“I walked into her office and we planned my whole college career,” said Fuller, “and I stuck with it. She helped make sure it worked.”

The coursework at SPAA, according to Fuller, supplemented his drive and helped him hone practical skills, such as strategic planning, to start and run a nonprofit – which he in fact did with fellow students while still earning his undergraduate degree.

Fuller co-founded Them Cloud Kids (TCK), an organization that aims to inspire peers to become better role models for the youth primarily through the teaching and practice of Ubuntu, a South African philosophy that encourages human kindness and compassion. Fuller and his fellow students came together in 2013 to start the organization, and then they worked with the Intellectual Property Law Clinic at RU-N to become a 501(c)3 charity organization within a year.

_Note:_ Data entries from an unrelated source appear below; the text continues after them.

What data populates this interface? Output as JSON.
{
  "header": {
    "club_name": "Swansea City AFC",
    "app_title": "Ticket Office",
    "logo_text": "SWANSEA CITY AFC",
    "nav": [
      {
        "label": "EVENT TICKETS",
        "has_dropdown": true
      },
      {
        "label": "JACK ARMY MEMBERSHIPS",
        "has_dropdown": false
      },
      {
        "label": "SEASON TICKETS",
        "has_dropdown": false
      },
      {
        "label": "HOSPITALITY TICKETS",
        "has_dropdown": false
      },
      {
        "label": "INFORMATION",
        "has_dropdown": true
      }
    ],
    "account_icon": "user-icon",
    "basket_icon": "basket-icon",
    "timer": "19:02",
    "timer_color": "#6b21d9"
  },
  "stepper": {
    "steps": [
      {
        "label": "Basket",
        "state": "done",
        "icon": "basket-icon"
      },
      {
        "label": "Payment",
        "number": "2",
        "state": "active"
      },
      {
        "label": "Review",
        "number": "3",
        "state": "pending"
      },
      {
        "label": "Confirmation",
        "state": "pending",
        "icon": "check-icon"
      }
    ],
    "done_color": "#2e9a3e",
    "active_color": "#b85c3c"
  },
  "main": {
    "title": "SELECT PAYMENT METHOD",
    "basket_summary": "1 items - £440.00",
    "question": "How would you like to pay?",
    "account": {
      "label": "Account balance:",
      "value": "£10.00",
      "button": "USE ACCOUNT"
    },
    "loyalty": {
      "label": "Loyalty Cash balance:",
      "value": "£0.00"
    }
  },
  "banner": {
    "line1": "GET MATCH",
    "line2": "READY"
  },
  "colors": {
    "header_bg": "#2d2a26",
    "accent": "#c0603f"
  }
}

One of their goals is for college students to pass their knowledge onto younger generations by teaching the youth of Newark how to have positive, compassionate interactions with others.

“We wanted to explore what we could do to really impact future generations and how we could capitalize on our college education and teach our peers,” said Fuller.

Among their many outreach activities, the organization coordinates a mentoring program with West Side High School in Newark, holds Future Cloud Open Mic Nights, and organizes community feeding events that assist in promoting their theme of “help us, help us,” the idea that everyone coming together can help everyone help each other.

In addition, each fall, TCK celebrates area youth by hosting the annual “Ubuntu Awards: New Jersey’s 30 under 30” which honors those “who employ Ubuntu and positively impact New Jersey.” Awards are given in six categories including “Wellness,” “Innovation,” “Visual & Sound,” and “Community Mogul.” There is also an active Them Cloud Kids Student Organization Chapter at RU-N that acts as the source of Ubuntu on campus and uses the organization’s philosophy as inspiration.

Currently, Fuller serves as program manager at Newark Thrives!, a nonprofit that works to bring students awareness and access to high-quality out-of-school youth programs. As such, he runs Youth Impact Meetings and holds city-wide fairs. It’s the potential for a better future – “this recycled inspiration” as Fuller says – that energizes him, and he sees working with youth as a way to bring about a positive legacy.

“You can look at the state of our world and either be disappointed by it or do something about it,” said Fuller. “I have to do something about it because I just can’t be stagnant – I enjoy being a source that pushes our youth to be great and to be able to give them a voice they thought they didn’t have.”